To do: Copy out every line from the records that includes "title".

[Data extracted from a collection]
• • • • •
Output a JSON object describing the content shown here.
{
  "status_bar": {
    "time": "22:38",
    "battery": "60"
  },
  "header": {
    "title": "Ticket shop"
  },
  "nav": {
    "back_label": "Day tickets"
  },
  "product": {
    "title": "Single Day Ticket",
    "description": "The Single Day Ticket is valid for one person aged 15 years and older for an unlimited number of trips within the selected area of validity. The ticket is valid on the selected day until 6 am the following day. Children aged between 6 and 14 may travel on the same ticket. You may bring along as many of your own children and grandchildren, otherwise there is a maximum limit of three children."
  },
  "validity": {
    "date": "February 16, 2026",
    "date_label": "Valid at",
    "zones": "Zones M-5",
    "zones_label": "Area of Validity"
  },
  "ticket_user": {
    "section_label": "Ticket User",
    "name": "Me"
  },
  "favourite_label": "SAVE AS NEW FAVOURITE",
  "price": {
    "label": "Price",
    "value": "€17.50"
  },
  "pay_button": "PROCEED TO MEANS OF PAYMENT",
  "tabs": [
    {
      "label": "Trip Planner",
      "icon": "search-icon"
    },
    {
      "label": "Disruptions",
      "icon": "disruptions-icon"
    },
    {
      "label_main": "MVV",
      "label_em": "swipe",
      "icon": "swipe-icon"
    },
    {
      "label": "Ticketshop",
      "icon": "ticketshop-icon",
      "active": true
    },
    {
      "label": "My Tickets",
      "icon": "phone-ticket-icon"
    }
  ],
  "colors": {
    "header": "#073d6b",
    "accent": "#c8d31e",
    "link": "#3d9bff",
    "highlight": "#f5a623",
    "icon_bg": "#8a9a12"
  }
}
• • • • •
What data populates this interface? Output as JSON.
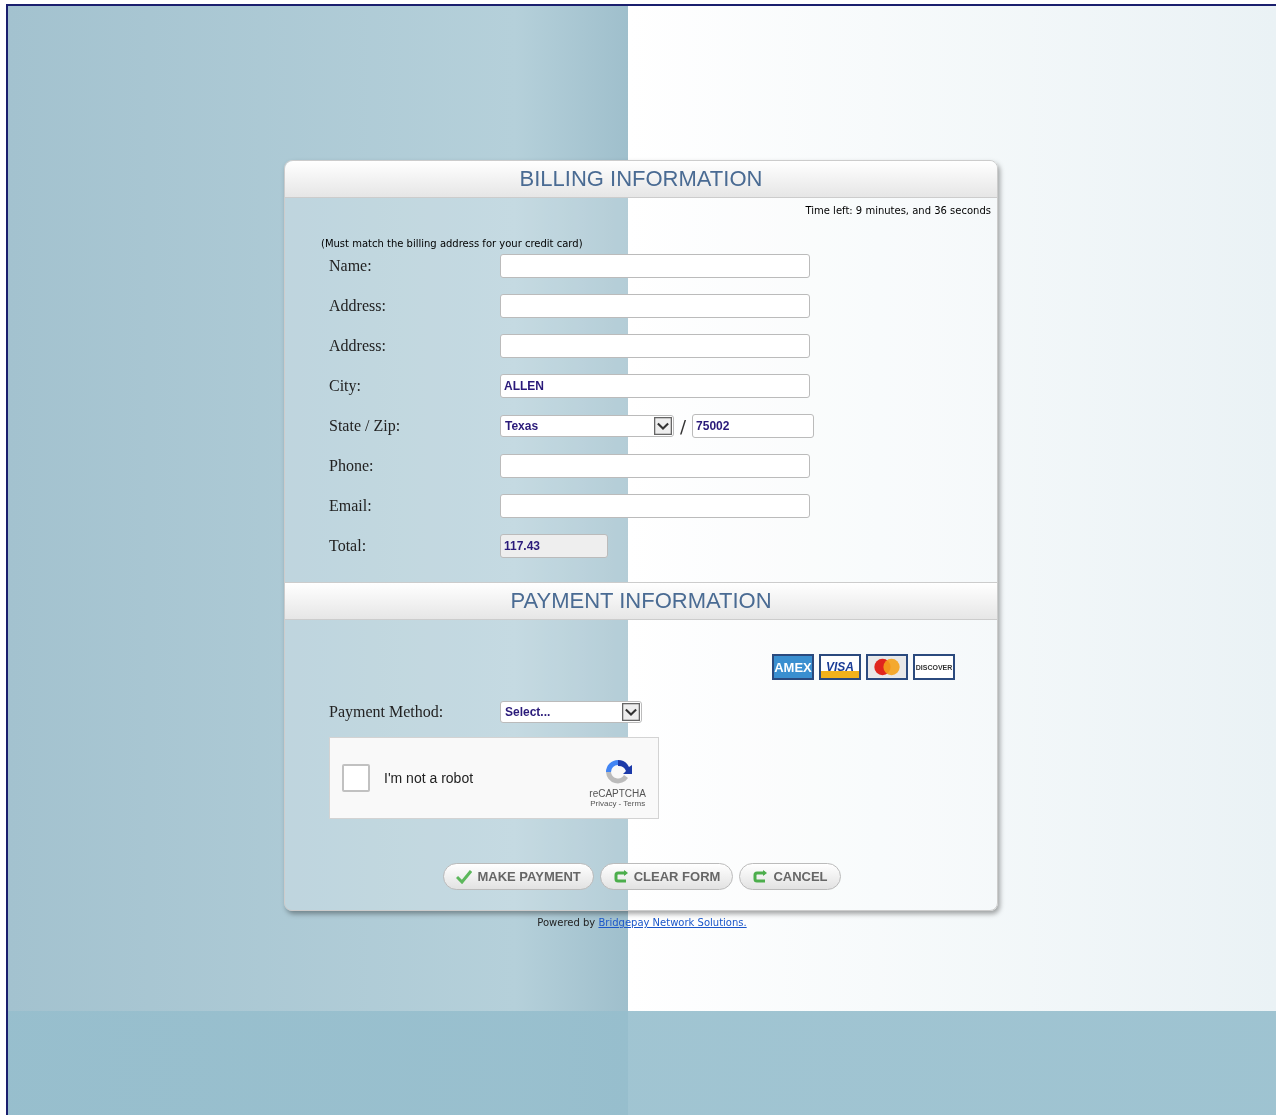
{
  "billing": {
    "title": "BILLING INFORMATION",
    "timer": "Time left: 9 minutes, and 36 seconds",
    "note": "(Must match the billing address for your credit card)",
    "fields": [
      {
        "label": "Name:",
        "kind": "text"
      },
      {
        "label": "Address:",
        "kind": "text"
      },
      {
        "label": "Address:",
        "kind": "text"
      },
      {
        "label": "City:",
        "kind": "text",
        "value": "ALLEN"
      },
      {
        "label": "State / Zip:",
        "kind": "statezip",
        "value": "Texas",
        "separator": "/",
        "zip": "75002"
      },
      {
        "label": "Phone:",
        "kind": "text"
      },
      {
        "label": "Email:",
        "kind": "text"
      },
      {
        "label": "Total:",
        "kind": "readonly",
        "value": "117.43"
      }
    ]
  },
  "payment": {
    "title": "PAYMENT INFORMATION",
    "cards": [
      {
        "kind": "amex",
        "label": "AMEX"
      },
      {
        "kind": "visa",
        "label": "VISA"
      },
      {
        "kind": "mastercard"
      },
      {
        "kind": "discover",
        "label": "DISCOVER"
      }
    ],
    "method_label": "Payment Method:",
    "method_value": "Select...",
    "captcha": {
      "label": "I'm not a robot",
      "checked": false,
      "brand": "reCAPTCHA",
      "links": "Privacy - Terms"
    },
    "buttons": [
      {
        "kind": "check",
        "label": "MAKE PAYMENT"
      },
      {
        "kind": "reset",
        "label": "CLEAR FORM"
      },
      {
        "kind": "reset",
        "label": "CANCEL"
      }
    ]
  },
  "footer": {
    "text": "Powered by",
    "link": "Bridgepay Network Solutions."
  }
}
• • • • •
Result of this exercise:
    "title": "Ticket shop"
    "title": "Single Day Ticket",
    "title": "BILLING INFORMATION",
    "title": "PAYMENT INFORMATION",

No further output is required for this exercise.